“We asked to Cadets to go into quarantine on the 19th [of July] and screen themselves for symptoms each day,” said Major Deanna Love, assistant professor of military science at University of Illinois at Chicago, “Cadre would frequently check in with Cadets to find any that had indicators of COVID-19. Cadets that were flagged were encouraged to go get tested, and that’s how we found out, during the quarantine period, that some were sick. So we mitigated along the way. Any that tested positive did not attend camp.”
Throughout training at Task Force Marseilles, mask wearing, social distancing and daily temperature checks were enforced, as well as thorough sanitizing of transportation, classrooms and common areas used during the week.
Each brigade is taking different steps in tandem with the guidance that brigade nurses and surgeons have developed over the summer leading up to Operation Agile Leader. But beyond mitigating the risk of furthering the spread of COVID-19, brigades kept mitigating anxiety around meeting commissioning requirements at the forefront of planning.
“It’s nice to know that everyone here has been tested, and that everyone that’s here is negative,” said Cadet Tristan Pitzer, Morehead State University, who attended his OAL field training exercise at Fort Knox, “It gives me a little more peace of mind.”
For Cadets who trained at Camp Atterbury, Love reiterated that “We are encouraging our Cadets to [get rapid tested upon leaving training], and within the following 72 hours, do another rapid test in order to have 2 negative tests and peace of mind to reintegrate.”

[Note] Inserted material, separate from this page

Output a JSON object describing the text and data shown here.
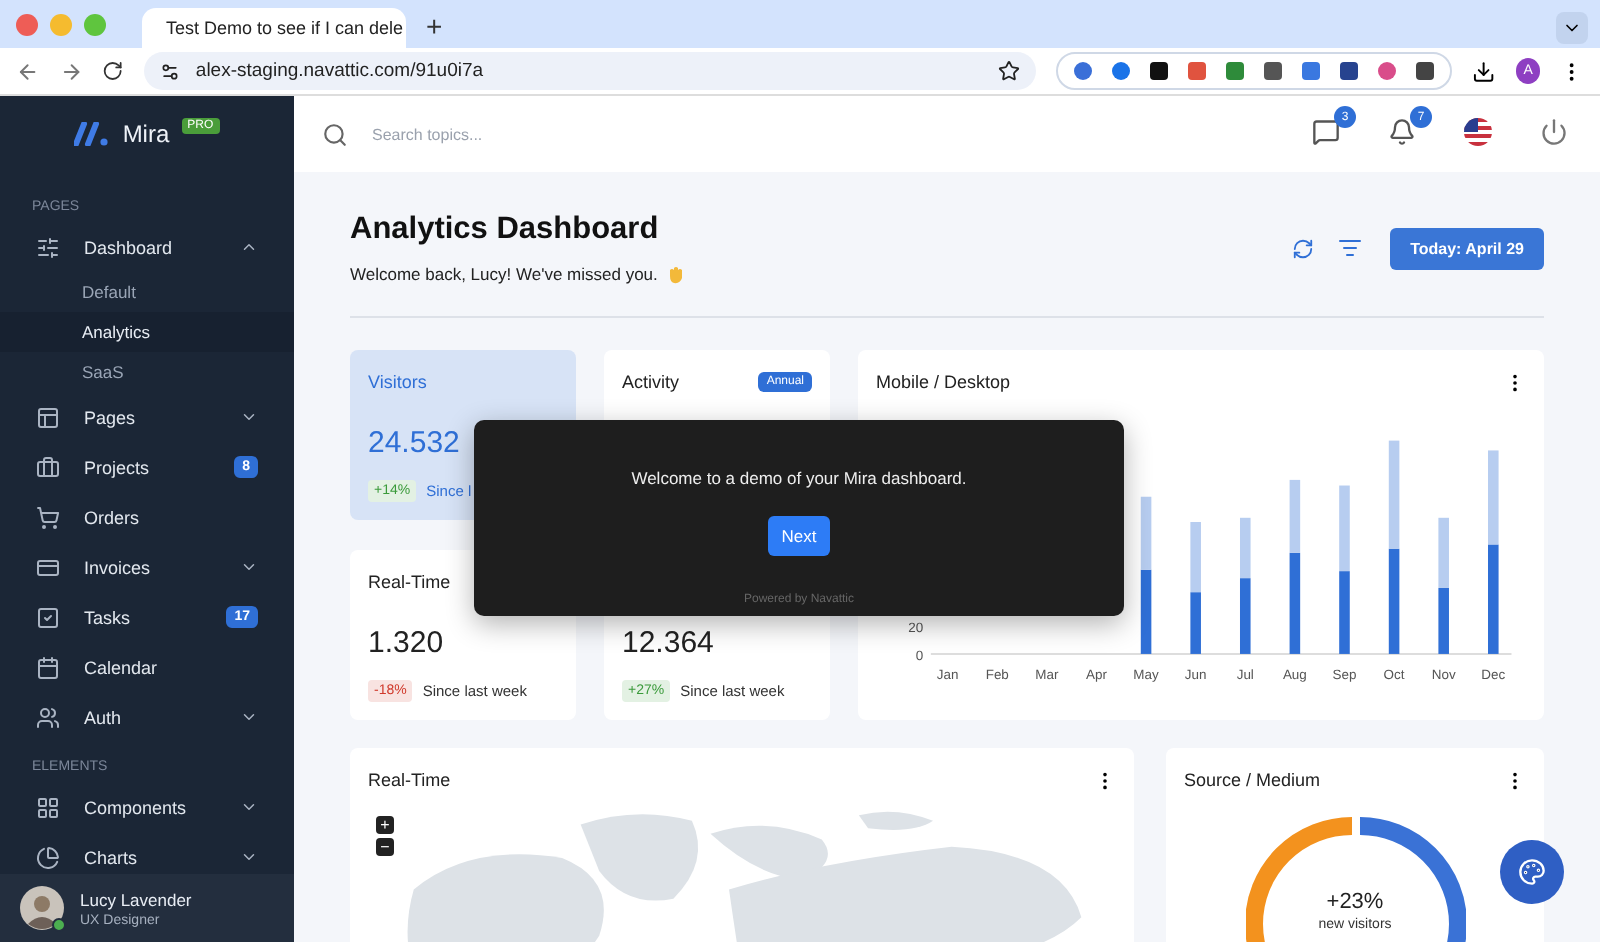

OAL will be held throughout the country over the course of the academic year in order for this year’s MSIVs to be commissioned and at their respective Basic Officer Leaders Course on time. While the most visible part of OAL will be during the field training exercises, the operation comprises rigorous curriculum, leadership building and physical training for Cadets to participate in with their battalion throughout the academic year. In the end, Army ROTC Cadets will commission as 2nd Lieutenants on time and as prepared as ever to be strong and effective leaders of the U.S. Army.
Learn more about the training and curriculum that comprises Operation Agile Leader at #OAL. Find photos and videos of #OAL on DVIDS and Flickr, or follow #OperationAgileLeader on Instagram and #OAL on Twitter.